### Exercise materials
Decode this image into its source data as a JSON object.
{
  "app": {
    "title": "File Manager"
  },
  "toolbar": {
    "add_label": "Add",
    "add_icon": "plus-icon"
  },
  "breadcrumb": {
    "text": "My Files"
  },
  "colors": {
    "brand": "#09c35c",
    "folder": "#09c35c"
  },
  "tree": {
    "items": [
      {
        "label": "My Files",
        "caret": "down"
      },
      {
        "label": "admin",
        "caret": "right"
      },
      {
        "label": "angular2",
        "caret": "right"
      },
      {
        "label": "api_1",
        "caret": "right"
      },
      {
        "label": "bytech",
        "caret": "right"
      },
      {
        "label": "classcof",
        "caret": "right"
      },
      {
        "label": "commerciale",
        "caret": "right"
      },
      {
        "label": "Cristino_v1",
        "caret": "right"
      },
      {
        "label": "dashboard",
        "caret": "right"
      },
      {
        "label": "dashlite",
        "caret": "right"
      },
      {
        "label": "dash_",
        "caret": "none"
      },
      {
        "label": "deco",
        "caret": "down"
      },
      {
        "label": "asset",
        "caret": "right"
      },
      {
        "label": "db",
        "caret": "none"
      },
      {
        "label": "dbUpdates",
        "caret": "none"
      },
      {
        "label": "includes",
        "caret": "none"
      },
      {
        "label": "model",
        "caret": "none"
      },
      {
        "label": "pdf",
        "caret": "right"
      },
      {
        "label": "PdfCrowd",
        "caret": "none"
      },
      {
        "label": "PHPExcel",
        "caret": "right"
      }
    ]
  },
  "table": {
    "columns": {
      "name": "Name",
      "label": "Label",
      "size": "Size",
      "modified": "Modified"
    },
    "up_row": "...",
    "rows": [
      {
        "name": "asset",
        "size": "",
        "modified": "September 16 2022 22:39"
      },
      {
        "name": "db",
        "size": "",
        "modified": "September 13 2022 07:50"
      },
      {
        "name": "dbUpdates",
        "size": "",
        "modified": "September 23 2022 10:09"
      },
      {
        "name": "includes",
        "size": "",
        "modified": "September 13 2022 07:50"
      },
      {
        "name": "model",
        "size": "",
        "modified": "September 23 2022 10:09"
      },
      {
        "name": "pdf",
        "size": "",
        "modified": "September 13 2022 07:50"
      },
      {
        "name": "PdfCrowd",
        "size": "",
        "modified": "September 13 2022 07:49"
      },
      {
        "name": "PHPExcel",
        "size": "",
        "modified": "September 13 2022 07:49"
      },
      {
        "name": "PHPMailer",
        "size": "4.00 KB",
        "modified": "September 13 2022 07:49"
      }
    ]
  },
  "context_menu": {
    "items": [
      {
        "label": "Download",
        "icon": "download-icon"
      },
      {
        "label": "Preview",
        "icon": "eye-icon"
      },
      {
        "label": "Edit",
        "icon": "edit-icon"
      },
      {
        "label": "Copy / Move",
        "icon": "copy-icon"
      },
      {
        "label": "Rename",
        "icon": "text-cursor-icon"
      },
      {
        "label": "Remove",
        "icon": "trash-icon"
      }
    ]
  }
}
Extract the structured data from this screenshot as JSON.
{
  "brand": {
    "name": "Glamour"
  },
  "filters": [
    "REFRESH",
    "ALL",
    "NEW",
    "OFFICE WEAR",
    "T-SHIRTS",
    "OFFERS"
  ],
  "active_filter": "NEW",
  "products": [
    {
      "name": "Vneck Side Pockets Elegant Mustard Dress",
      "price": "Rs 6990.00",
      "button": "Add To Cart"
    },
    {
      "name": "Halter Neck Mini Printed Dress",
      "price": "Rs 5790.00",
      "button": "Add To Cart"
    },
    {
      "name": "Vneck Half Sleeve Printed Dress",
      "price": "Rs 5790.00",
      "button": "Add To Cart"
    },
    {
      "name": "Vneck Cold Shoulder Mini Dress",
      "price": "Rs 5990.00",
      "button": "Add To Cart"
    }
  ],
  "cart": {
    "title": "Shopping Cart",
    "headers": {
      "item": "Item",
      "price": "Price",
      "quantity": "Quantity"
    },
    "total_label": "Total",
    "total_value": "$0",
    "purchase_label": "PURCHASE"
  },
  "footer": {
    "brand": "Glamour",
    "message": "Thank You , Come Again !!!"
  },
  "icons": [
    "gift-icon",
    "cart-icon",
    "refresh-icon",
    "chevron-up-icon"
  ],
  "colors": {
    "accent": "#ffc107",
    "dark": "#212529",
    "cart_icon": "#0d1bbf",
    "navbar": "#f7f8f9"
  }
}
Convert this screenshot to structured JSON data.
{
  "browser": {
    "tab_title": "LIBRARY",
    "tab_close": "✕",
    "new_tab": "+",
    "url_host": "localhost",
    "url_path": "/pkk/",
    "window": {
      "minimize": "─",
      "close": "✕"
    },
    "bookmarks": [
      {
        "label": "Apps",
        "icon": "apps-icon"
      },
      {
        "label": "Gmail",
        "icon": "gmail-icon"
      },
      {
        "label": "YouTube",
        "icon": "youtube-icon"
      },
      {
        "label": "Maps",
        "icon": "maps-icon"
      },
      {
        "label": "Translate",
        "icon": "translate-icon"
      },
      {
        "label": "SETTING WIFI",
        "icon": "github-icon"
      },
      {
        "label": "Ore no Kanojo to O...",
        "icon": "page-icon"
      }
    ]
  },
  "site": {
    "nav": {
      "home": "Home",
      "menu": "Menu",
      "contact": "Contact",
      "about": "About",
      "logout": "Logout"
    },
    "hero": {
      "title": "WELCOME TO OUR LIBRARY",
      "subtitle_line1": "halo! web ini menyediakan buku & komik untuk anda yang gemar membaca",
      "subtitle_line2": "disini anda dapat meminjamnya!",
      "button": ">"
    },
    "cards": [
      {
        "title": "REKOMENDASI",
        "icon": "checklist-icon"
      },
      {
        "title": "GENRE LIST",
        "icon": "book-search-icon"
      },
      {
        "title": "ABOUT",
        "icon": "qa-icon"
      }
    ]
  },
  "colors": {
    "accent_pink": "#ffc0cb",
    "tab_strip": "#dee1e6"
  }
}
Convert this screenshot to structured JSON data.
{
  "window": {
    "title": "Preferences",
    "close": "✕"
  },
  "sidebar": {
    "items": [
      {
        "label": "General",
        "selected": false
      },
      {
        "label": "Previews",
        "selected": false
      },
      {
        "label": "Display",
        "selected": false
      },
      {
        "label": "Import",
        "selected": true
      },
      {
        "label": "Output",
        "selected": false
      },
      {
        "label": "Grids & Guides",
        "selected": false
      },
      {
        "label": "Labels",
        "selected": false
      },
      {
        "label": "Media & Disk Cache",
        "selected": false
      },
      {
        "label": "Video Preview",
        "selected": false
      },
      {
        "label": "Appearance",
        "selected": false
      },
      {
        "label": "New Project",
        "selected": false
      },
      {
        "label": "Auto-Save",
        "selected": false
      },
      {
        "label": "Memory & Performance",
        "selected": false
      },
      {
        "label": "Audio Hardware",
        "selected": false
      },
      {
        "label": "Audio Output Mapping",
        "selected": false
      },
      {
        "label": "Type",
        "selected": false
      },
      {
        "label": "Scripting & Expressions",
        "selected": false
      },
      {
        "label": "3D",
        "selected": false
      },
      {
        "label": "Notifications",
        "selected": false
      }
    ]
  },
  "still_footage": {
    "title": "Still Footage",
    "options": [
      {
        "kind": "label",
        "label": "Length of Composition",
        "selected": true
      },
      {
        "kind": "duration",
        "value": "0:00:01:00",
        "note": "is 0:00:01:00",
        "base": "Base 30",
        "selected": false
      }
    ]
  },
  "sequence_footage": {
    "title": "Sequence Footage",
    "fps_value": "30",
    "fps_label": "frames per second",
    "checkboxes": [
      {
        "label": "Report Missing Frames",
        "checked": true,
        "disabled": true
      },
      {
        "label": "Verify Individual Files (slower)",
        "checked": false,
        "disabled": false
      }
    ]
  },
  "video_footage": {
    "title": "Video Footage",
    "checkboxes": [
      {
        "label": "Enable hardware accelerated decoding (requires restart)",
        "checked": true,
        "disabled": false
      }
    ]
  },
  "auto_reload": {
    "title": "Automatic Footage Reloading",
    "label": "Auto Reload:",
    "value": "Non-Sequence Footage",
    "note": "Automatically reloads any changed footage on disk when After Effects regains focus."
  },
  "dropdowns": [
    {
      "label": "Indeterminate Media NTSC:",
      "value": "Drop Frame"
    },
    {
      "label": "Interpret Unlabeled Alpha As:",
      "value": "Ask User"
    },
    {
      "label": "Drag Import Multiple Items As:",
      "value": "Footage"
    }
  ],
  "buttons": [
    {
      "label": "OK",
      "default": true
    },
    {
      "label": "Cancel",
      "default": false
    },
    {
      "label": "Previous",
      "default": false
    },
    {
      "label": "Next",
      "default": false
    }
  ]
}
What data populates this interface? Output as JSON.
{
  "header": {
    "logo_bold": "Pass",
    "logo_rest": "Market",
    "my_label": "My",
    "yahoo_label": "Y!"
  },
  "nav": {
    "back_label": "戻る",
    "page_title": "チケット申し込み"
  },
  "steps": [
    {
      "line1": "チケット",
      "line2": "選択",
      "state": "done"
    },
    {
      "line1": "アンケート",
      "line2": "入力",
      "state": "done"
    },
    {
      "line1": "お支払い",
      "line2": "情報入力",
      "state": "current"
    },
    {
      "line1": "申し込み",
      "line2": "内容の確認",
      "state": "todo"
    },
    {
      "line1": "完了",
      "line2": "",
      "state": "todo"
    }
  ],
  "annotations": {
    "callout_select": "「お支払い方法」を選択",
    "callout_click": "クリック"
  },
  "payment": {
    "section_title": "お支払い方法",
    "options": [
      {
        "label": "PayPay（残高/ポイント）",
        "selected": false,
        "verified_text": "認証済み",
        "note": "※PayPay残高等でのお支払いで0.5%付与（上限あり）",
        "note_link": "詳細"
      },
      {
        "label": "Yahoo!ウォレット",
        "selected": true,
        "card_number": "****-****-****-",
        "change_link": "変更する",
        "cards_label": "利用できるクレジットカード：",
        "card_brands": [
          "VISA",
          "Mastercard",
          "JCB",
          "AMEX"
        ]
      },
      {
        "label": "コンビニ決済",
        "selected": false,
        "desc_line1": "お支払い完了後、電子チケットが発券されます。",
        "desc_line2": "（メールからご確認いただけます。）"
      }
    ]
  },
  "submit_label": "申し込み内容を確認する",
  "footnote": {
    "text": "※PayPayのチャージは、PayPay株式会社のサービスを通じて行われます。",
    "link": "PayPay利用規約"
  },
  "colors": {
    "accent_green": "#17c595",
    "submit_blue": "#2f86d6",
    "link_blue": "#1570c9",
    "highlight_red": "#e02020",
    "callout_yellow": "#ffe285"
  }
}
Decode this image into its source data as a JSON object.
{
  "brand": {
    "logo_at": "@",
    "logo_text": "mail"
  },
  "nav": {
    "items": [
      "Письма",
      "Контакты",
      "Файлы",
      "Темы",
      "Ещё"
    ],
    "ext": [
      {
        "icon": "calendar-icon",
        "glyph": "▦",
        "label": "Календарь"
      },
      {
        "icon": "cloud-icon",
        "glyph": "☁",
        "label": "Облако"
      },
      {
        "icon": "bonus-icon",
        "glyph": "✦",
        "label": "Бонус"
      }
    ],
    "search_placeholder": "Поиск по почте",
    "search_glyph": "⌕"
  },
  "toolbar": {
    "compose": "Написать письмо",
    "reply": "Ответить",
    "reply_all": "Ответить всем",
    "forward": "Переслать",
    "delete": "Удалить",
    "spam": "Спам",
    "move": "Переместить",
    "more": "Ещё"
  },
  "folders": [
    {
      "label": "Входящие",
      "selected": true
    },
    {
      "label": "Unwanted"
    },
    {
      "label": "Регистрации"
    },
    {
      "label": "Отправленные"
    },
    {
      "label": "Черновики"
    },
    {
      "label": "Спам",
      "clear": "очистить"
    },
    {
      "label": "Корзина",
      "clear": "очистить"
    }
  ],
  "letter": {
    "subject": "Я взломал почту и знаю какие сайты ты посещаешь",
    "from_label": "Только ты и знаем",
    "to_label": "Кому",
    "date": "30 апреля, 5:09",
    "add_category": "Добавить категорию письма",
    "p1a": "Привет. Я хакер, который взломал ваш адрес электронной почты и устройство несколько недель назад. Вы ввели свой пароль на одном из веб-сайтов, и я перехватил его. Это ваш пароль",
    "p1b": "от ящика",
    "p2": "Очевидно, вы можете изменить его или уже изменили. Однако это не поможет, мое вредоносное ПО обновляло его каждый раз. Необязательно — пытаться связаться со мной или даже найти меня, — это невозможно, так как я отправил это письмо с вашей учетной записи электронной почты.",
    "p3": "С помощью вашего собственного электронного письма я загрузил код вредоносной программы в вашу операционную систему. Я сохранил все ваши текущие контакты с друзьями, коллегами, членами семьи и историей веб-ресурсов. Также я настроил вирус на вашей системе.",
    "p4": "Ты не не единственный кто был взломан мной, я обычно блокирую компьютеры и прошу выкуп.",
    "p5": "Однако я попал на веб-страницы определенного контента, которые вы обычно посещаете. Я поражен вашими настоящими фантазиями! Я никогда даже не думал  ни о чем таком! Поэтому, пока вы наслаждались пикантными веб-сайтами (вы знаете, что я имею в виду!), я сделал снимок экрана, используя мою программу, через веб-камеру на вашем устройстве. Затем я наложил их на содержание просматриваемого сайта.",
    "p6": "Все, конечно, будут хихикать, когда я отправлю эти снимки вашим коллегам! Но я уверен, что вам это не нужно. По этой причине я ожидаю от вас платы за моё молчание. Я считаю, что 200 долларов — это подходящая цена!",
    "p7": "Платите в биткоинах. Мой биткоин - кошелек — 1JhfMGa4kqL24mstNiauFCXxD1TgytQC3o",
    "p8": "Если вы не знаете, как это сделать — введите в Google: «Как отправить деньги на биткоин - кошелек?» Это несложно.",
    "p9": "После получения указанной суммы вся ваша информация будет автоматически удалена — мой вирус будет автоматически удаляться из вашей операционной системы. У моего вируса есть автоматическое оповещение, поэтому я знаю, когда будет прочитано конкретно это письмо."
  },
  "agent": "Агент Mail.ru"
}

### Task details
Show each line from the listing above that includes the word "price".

### Written reply
      "price": "Rs 6990.00",
      "price": "Rs 5790.00",
      "price": "Rs 5790.00",
      "price": "Rs 5990.00",
      "price": "Price",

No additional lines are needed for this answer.